Good interview questions to ask interviewers at the end of the job interview include questions on the company growth or expansion, questions on personal development and training and questions on company values, staff retention and company achievements.
Success is defined differently for everybody. Just make sure the parameters are defined by you with regards to work life balance, financial gain, career growth, achievements, creating meaningful work / products and so forth. If you can clearly articulate what it means to you that is a strong answer.
This is a toughie, but one you can be sure you'll be asked. Definitely keep things positive-you have nothing to gain by being negative about your past employers. Instead, frame things in a way that shows that you're eager to take on new opportunities and that the role you're interviewing for is a better fit for you than your current or last position. For example, “I'd really love to be part of product development from beginning to end, and I know I'd have that opportunity here.” And if you were let go? Keep it simple: “Unfortunately, I was let go,” is a totally OK answer.
Describe work you've done that you feel doesn't take advantage of your full potential. For example, "I once had to make paper copies for my job and I feel it didn't take full advantage of my skills. However, it did teach me to be humble in my work and to appreciate a good opportunity when it arose to use my skills"
Demonstrate both loyalty and ambition in the answer to this question. After sharing your personal ambition, it may be a good time to ask the interviewer if your ambitions match those of the company.
Yes.. When it comes down to the wire, the best thing I can to remain focused, have some flexibility, and understand priorities.. Giving them attention in the order they are needed.
All in a nutshell.
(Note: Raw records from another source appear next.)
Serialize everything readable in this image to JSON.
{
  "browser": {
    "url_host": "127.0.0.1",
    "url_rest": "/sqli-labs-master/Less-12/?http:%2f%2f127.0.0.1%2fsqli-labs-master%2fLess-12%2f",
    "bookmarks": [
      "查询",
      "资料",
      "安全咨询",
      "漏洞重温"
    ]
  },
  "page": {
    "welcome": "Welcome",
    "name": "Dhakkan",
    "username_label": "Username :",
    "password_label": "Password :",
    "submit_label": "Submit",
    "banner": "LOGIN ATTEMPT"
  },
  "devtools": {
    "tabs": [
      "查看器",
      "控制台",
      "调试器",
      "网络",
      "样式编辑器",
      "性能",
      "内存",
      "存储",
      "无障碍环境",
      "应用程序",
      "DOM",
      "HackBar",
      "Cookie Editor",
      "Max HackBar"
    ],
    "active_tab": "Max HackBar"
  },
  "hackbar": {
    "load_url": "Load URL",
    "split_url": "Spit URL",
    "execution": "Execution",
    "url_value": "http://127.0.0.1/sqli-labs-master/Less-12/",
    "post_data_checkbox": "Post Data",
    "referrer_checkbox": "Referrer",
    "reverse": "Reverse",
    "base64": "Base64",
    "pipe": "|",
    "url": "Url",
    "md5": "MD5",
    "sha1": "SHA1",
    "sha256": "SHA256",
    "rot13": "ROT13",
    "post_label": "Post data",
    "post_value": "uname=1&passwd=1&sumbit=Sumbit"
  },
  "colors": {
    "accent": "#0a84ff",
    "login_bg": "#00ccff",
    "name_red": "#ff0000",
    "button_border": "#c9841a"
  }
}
But I think I've attained a level of personal comfort in many ways and although I will change even more in the next 5-6 years I'm content with the past 6 and what has come of them.
I am dedicated, hardworking and great team player for the common goal of the company I work with. I am fast learner and quickly adopt to fast pace and dynamic area. I am well organized, detail oriented and punctual person.
There was a time when one of my employers faced the quitting of a manager in another country. I was asked to go fill in for him while they found a replacement and stay to train that person. I would be at least 30 days. I quickly accepted because I knew that my department couldn't function without me.
Companies love it when you discuss how you've made an impact on your teammates, clients, or partners in the business or in school. It should be rewarding because of the hard work and creative process that you've put into it.
Being unfamiliar with the organisation will spoil your chances with 75% of interviewers, according to one survey, so take this chance to show you have done your preparation and know the company inside and out. You will now have the chance to demonstrate that you've done your research, so reply mentioning all the positive things you have found out about the organisation and its sector etc. This means you'll have an enjoyable work environment and stability of employment etc – everything that brings out the best in you.
Trying to create competitive atmosphere, trying to motivate the team as a whole, organizing team building activities, building good relationships amongst people.
This is a “homework” question, too, but it also gives some clues as to the perspective the person brings to the table. The best preparation you can do is to read the job description and repeat it to yourself in your own words so that you can do this smoothly at the interview.
It's time to pull out your old performance appraisals and boss's quotes. This is a great way to brag about yourself through someone else's words:
“My boss has told me that I am the best designer he has ever had. He knows he can rely on me, and he likes my sense of humor.”